PINWHEEL SUNSPOT: The dark core of sunspot 1084 is twice as wide as Earth itself. More impressive, however, is the enormous swirl of hot gas and magnetic fields suspended overhead. Today's extreme UV image from NASA's Solar Dynamics Observatory reveals the sunspot's pinwheel canopy:
This magnetic architecture must be stable, because sunspot 1084 is remarkably quiet. There hasn't been the slightest hint of a flare from this "active" region for the past two days. It is, however, photogenic. Readers with solar telescopes are encouraged to take a look.

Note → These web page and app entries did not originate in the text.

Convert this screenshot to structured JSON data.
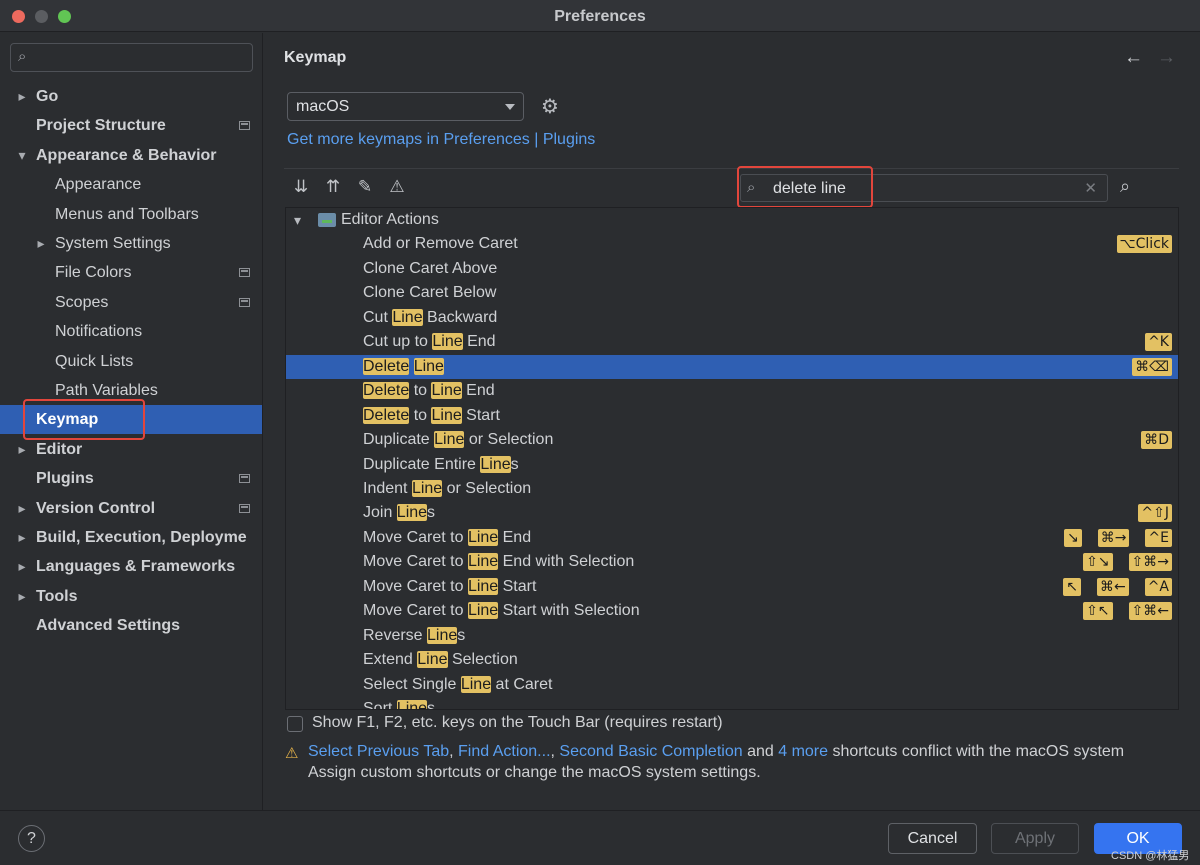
{
  "window": {
    "title": "Preferences"
  },
  "sidebar": {
    "search_placeholder": "",
    "items": [
      {
        "label": "Go",
        "level": 0,
        "chevron": "▸"
      },
      {
        "label": "Project Structure",
        "level": 0,
        "project": true
      },
      {
        "label": "Appearance & Behavior",
        "level": 0,
        "chevron": "▾"
      },
      {
        "label": "Appearance",
        "level": 1
      },
      {
        "label": "Menus and Toolbars",
        "level": 1
      },
      {
        "label": "System Settings",
        "level": 1,
        "chevron": "▸"
      },
      {
        "label": "File Colors",
        "level": 1,
        "project": true
      },
      {
        "label": "Scopes",
        "level": 1,
        "project": true
      },
      {
        "label": "Notifications",
        "level": 1
      },
      {
        "label": "Quick Lists",
        "level": 1
      },
      {
        "label": "Path Variables",
        "level": 1
      },
      {
        "label": "Keymap",
        "level": 0,
        "selected": true
      },
      {
        "label": "Editor",
        "level": 0,
        "chevron": "▸"
      },
      {
        "label": "Plugins",
        "level": 0,
        "project": true
      },
      {
        "label": "Version Control",
        "level": 0,
        "chevron": "▸",
        "project": true
      },
      {
        "label": "Build, Execution, Deployme",
        "level": 0,
        "chevron": "▸"
      },
      {
        "label": "Languages & Frameworks",
        "level": 0,
        "chevron": "▸"
      },
      {
        "label": "Tools",
        "level": 0,
        "chevron": "▸"
      },
      {
        "label": "Advanced Settings",
        "level": 0
      }
    ]
  },
  "main": {
    "title": "Keymap",
    "back_icon": "←",
    "forward_icon": "→",
    "keymap_select": "macOS",
    "gear_icon": "⚙",
    "more_keymaps_link": "Get more keymaps in Preferences | Plugins",
    "toolbar": {
      "expand_all": "⇊",
      "collapse_all": "⇈",
      "edit": "✎",
      "conflicts": "⚠",
      "search_icon": "⌕",
      "search_value": "delete line",
      "clear_icon": "✕",
      "find_shortcut_icon": "⌕"
    },
    "tree": {
      "group": {
        "chevron": "▾",
        "label": "Editor Actions"
      },
      "rows": [
        {
          "parts": [
            {
              "t": "Add or Remove Caret"
            }
          ],
          "shortcuts": [
            "⌥Click"
          ]
        },
        {
          "parts": [
            {
              "t": "Clone Caret Above"
            }
          ],
          "shortcuts": []
        },
        {
          "parts": [
            {
              "t": "Clone Caret Below"
            }
          ],
          "shortcuts": []
        },
        {
          "parts": [
            {
              "t": "Cut "
            },
            {
              "t": "Line",
              "h": true
            },
            {
              "t": " Backward"
            }
          ],
          "shortcuts": []
        },
        {
          "parts": [
            {
              "t": "Cut up to "
            },
            {
              "t": "Line",
              "h": true
            },
            {
              "t": " End"
            }
          ],
          "shortcuts": [
            "^K"
          ]
        },
        {
          "parts": [
            {
              "t": "Delete",
              "h": true
            },
            {
              "t": " "
            },
            {
              "t": "Line",
              "h": true
            }
          ],
          "shortcuts": [
            "⌘⌫"
          ],
          "selected": true
        },
        {
          "parts": [
            {
              "t": "Delete",
              "h": true
            },
            {
              "t": " to "
            },
            {
              "t": "Line",
              "h": true
            },
            {
              "t": " End"
            }
          ],
          "shortcuts": []
        },
        {
          "parts": [
            {
              "t": "Delete",
              "h": true
            },
            {
              "t": " to "
            },
            {
              "t": "Line",
              "h": true
            },
            {
              "t": " Start"
            }
          ],
          "shortcuts": []
        },
        {
          "parts": [
            {
              "t": "Duplicate "
            },
            {
              "t": "Line",
              "h": true
            },
            {
              "t": " or Selection"
            }
          ],
          "shortcuts": [
            "⌘D"
          ]
        },
        {
          "parts": [
            {
              "t": "Duplicate Entire "
            },
            {
              "t": "Line",
              "h": true
            },
            {
              "t": "s"
            }
          ],
          "shortcuts": []
        },
        {
          "parts": [
            {
              "t": "Indent "
            },
            {
              "t": "Line",
              "h": true
            },
            {
              "t": " or Selection"
            }
          ],
          "shortcuts": []
        },
        {
          "parts": [
            {
              "t": "Join "
            },
            {
              "t": "Line",
              "h": true
            },
            {
              "t": "s"
            }
          ],
          "shortcuts": [
            "^⇧J"
          ]
        },
        {
          "parts": [
            {
              "t": "Move Caret to "
            },
            {
              "t": "Line",
              "h": true
            },
            {
              "t": " End"
            }
          ],
          "shortcuts": [
            "↘",
            "⌘→",
            "^E"
          ]
        },
        {
          "parts": [
            {
              "t": "Move Caret to "
            },
            {
              "t": "Line",
              "h": true
            },
            {
              "t": " End with Selection"
            }
          ],
          "shortcuts": [
            "⇧↘",
            "⇧⌘→"
          ]
        },
        {
          "parts": [
            {
              "t": "Move Caret to "
            },
            {
              "t": "Line",
              "h": true
            },
            {
              "t": " Start"
            }
          ],
          "shortcuts": [
            "↖",
            "⌘←",
            "^A"
          ]
        },
        {
          "parts": [
            {
              "t": "Move Caret to "
            },
            {
              "t": "Line",
              "h": true
            },
            {
              "t": " Start with Selection"
            }
          ],
          "shortcuts": [
            "⇧↖",
            "⇧⌘←"
          ]
        },
        {
          "parts": [
            {
              "t": "Reverse "
            },
            {
              "t": "Line",
              "h": true
            },
            {
              "t": "s"
            }
          ],
          "shortcuts": []
        },
        {
          "parts": [
            {
              "t": "Extend "
            },
            {
              "t": "Line",
              "h": true
            },
            {
              "t": " Selection"
            }
          ],
          "shortcuts": []
        },
        {
          "parts": [
            {
              "t": "Select Single "
            },
            {
              "t": "Line",
              "h": true
            },
            {
              "t": " at Caret"
            }
          ],
          "shortcuts": []
        },
        {
          "parts": [
            {
              "t": "Sort "
            },
            {
              "t": "Line",
              "h": true
            },
            {
              "t": "s"
            }
          ],
          "shortcuts": []
        }
      ]
    },
    "touchbar_checkbox": {
      "label": "Show F1, F2, etc. keys on the Touch Bar (requires restart)",
      "checked": false
    },
    "conflict_warning": {
      "icon": "⚠",
      "link1": "Select Previous Tab",
      "sep1": ", ",
      "link2": "Find Action...",
      "sep2": ", ",
      "link3": "Second Basic Completion",
      "and": " and ",
      "link4": "4 more",
      "rest": " shortcuts conflict with the macOS system",
      "line2": "Assign custom shortcuts or change the macOS system settings."
    }
  },
  "footer": {
    "help": "?",
    "cancel": "Cancel",
    "apply": "Apply",
    "ok": "OK",
    "watermark": "CSDN @林猛男"
  },
  "colors": {
    "accent": "#2f5fb3",
    "highlight": "#e3c163",
    "link": "#5a9ff0",
    "annotation": "#e2463c"
  }
}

more images: from Rogerio Marcon of Campinas SP Brasil; from Jo Dahlmans of the Netherlands; from Roy McCullough of Youngstown, Ohio; from Peter Desypris of Island of Syros, Greece;
COMET McNAUGHT: Today, Comet McNaught (C/2009 R1) is making its closest approach to the sun (0.4 AU). Solar heating is furiously vaporizing the comet's icy core and undoubtedly brightening the first-time visitor from the outer solar system. Unfortunately, we can see very little of the action because it is happening on the far side of the sun. Rudi Dobesberger and Hermann Weixlbaum were lucky to catch the comet just after sunset on June 29th:

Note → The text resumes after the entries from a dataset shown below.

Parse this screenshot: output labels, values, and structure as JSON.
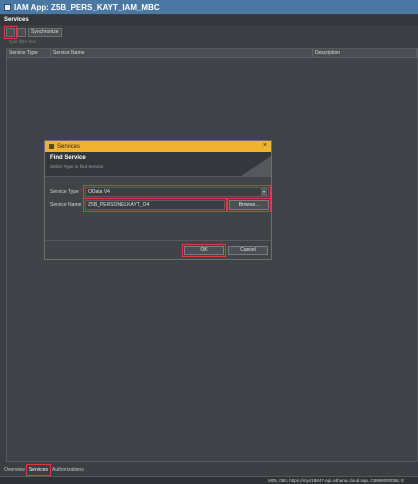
{
  "window": {
    "title": "IAM App: Z5B_PERS_KAYT_IAM_MBC"
  },
  "section": {
    "title": "Services"
  },
  "toolbar": {
    "synchronize_label": "Synchronize"
  },
  "filter": {
    "placeholder": "type filter text"
  },
  "table": {
    "columns": [
      "Service Type",
      "Service Name",
      "Description"
    ],
    "rows": []
  },
  "dialog": {
    "title": "Services",
    "heading": "Find Service",
    "subheading": "Select Type to find Service",
    "service_type_label": "Service Type",
    "service_type_value": "OData V4",
    "service_name_label": "Service Name",
    "service_name_value": "Z5B_PERSONELKAYT_O4",
    "browse_label": "Browse...",
    "ok_label": "OK",
    "cancel_label": "Cancel"
  },
  "bottom_tabs": [
    "Overview",
    "Services",
    "Authorizations"
  ],
  "status": {
    "text": "M05, 080, https://my418847-api.s4hana.cloud.sap, C8998000058, E"
  },
  "colors": {
    "title_bar": "#4a78a3",
    "dialog_title": "#f0b32f",
    "highlight": "#e53935"
  }
}
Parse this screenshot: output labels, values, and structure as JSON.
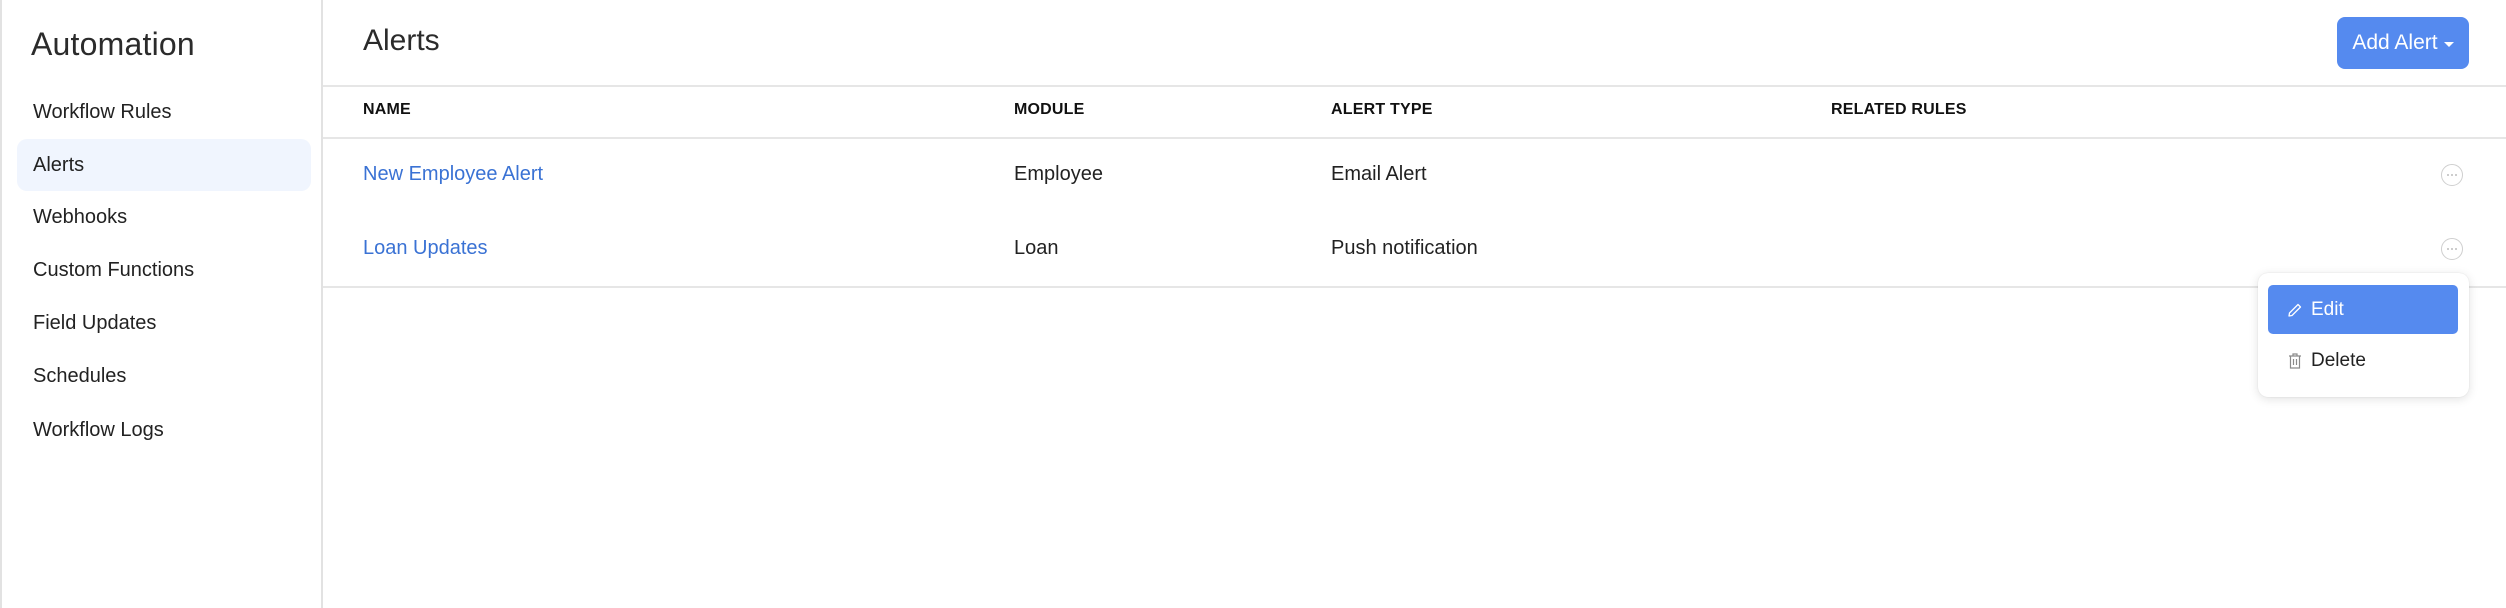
{
  "sidebar": {
    "title": "Automation",
    "items": [
      {
        "label": "Workflow Rules",
        "active": false
      },
      {
        "label": "Alerts",
        "active": true
      },
      {
        "label": "Webhooks",
        "active": false
      },
      {
        "label": "Custom Functions",
        "active": false
      },
      {
        "label": "Field Updates",
        "active": false
      },
      {
        "label": "Schedules",
        "active": false
      },
      {
        "label": "Workflow Logs",
        "active": false
      }
    ]
  },
  "header": {
    "title": "Alerts",
    "add_button_label": "Add Alert"
  },
  "table": {
    "columns": [
      "NAME",
      "MODULE",
      "ALERT TYPE",
      "RELATED RULES"
    ],
    "rows": [
      {
        "name": "New Employee Alert",
        "module": "Employee",
        "alert_type": "Email Alert",
        "related_rules": ""
      },
      {
        "name": "Loan Updates",
        "module": "Loan",
        "alert_type": "Push notification",
        "related_rules": ""
      }
    ]
  },
  "row_menu": {
    "items": [
      {
        "label": "Edit",
        "icon": "pencil-icon",
        "highlighted": true
      },
      {
        "label": "Delete",
        "icon": "trash-icon",
        "highlighted": false
      }
    ]
  },
  "colors": {
    "accent": "#558aef",
    "link": "#3a72d4",
    "active_nav_bg": "#f0f5fe"
  }
}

Their photo shows Comet McNaught shining through the waning glow of sunset and the city lights of Aschach, Austria. If only it were high in the midnight sky! "We took the picture using a Canon 40D and a 70mm (2 3/4 inch) refracting telescope," says Dobesberger. "After the comet set, a bank of noctilucent clouds appeared. It was a very nice evening."
After today, the comet will recede from the sun and begin to fade. Solar glare will continue to hinder observations for the rest of July, so this could be our last look at Comet McNaught. Don't worry though, it's only a matter of time before prolific comet hunter Robert McNaught finds another one to take its place. Stay tuned!

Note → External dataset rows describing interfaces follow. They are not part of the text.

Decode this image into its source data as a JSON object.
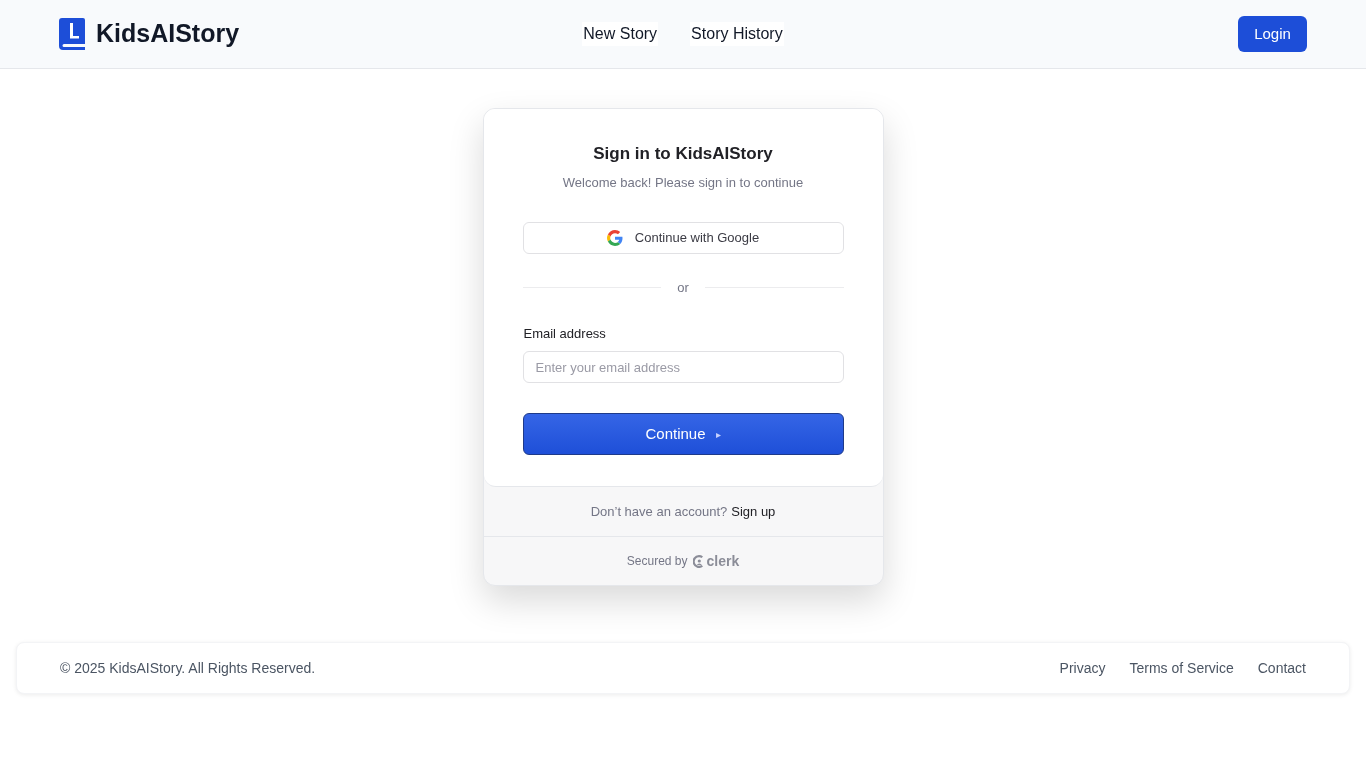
{
  "header": {
    "brand": "KidsAIStory",
    "nav": [
      "New Story",
      "Story History"
    ],
    "login_button": "Login"
  },
  "signin_card": {
    "title": "Sign in to KidsAIStory",
    "subtitle": "Welcome back! Please sign in to continue",
    "google_button": "Continue with Google",
    "divider": "or",
    "email_label": "Email address",
    "email_placeholder": "Enter your email address",
    "continue_button": "Continue",
    "continue_arrow": "▸",
    "signup_prompt": "Don’t have an account?",
    "signup_link": "Sign up",
    "secured_by": "Secured by",
    "provider": "clerk"
  },
  "footer": {
    "copyright": "© 2025 KidsAIStory. All Rights Reserved.",
    "links": [
      "Privacy",
      "Terms of Service",
      "Contact"
    ]
  }
}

Lunar Eclipse Photo Gallery
[Science@NASA: Big Lunar Eclipse] [astronomy alerts]
May 2010 Aurora Gallery
[previous Mays: 2008, 2005, 2004, 2003, 2002] [aurora alerts]